*** PROVIDED INFORMATION Section Begins ***
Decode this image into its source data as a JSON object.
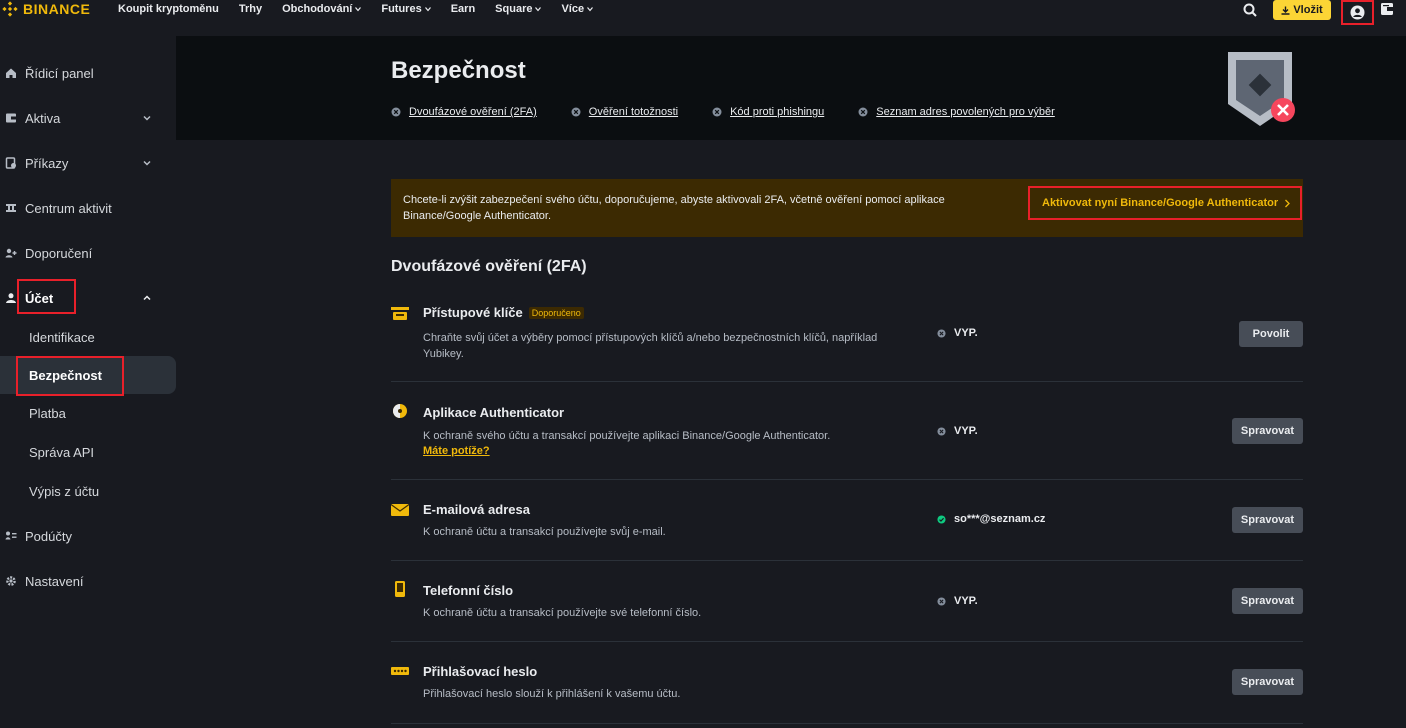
{
  "topnav": {
    "logo": "BINANCE",
    "items": [
      {
        "label": "Koupit kryptoměnu",
        "has_chevron": false
      },
      {
        "label": "Trhy",
        "has_chevron": false
      },
      {
        "label": "Obchodování",
        "has_chevron": true
      },
      {
        "label": "Futures",
        "has_chevron": true
      },
      {
        "label": "Earn",
        "has_chevron": false
      },
      {
        "label": "Square",
        "has_chevron": true
      },
      {
        "label": "Více",
        "has_chevron": true
      }
    ],
    "deposit_label": "Vložit",
    "icons": [
      "search-icon",
      "download-icon",
      "user-icon",
      "wallet-icon"
    ]
  },
  "sidebar": {
    "items": [
      {
        "label": "Řídicí panel",
        "icon": "home-icon"
      },
      {
        "label": "Aktiva",
        "icon": "wallet-icon",
        "chevron": "down"
      },
      {
        "label": "Příkazy",
        "icon": "orders-icon",
        "chevron": "down"
      },
      {
        "label": "Centrum aktivit",
        "icon": "activity-icon"
      },
      {
        "label": "Doporučení",
        "icon": "referral-icon"
      },
      {
        "label": "Účet",
        "icon": "user-icon",
        "chevron": "up"
      }
    ],
    "sub_items": [
      {
        "label": "Identifikace"
      },
      {
        "label": "Bezpečnost",
        "active": true
      },
      {
        "label": "Platba"
      },
      {
        "label": "Správa API"
      },
      {
        "label": "Výpis z účtu"
      }
    ],
    "bottom_items": [
      {
        "label": "Podúčty",
        "icon": "subaccount-icon"
      },
      {
        "label": "Nastavení",
        "icon": "gear-icon"
      }
    ]
  },
  "header": {
    "title": "Bezpečnost",
    "quick_links": [
      "Dvoufázové ověření (2FA)",
      "Ověření totožnosti",
      "Kód proti phishingu",
      "Seznam adres povolených pro výběr"
    ]
  },
  "banner": {
    "text": "Chcete-li zvýšit zabezpečení svého účtu, doporučujeme, abyste aktivovali 2FA, včetně ověření pomocí aplikace Binance/Google Authenticator.",
    "link": "Aktivovat nyní Binance/Google Authenticator",
    "bg_color": "#3c2a02",
    "accent_color": "#f0b90b"
  },
  "section_title": "Dvoufázové ověření (2FA)",
  "rows": [
    {
      "title": "Přístupové klíče",
      "badge": "Doporučeno",
      "desc": "Chraňte svůj účet a výběry pomocí přístupových klíčů a/nebo bezpečnostních klíčů, například Yubikey.",
      "status": "VYP.",
      "status_on": false,
      "button": "Povolit",
      "icon": "passkey-icon"
    },
    {
      "title": "Aplikace Authenticator",
      "desc": "K ochraně svého účtu a transakcí používejte aplikaci Binance/Google Authenticator.",
      "link": "Máte potíže?",
      "status": "VYP.",
      "status_on": false,
      "button": "Spravovat",
      "icon": "authenticator-icon"
    },
    {
      "title": "E-mailová adresa",
      "desc": "K ochraně účtu a transakcí používejte svůj e-mail.",
      "status": "so***@seznam.cz",
      "status_on": true,
      "button": "Spravovat",
      "icon": "email-icon"
    },
    {
      "title": "Telefonní číslo",
      "desc": "K ochraně účtu a transakcí používejte své telefonní číslo.",
      "status": "VYP.",
      "status_on": false,
      "button": "Spravovat",
      "icon": "phone-icon"
    },
    {
      "title": "Přihlašovací heslo",
      "desc": "Přihlašovací heslo slouží k přihlášení k vašemu účtu.",
      "button": "Spravovat",
      "icon": "password-icon"
    }
  ]
}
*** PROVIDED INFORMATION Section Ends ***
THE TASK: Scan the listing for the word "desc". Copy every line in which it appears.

EXERCISE OUTPUT:
      "desc": "Chraňte svůj účet a výběry pomocí přístupových klíčů a/nebo bezpečnostních klíčů, například Yubikey.",
      "desc": "K ochraně svého účtu a transakcí používejte aplikaci Binance/Google Authenticator.",
      "desc": "K ochraně účtu a transakcí používejte svůj e-mail.",
      "desc": "K ochraně účtu a transakcí používejte své telefonní číslo.",
      "desc": "Přihlašovací heslo slouží k přihlášení k vašemu účtu.",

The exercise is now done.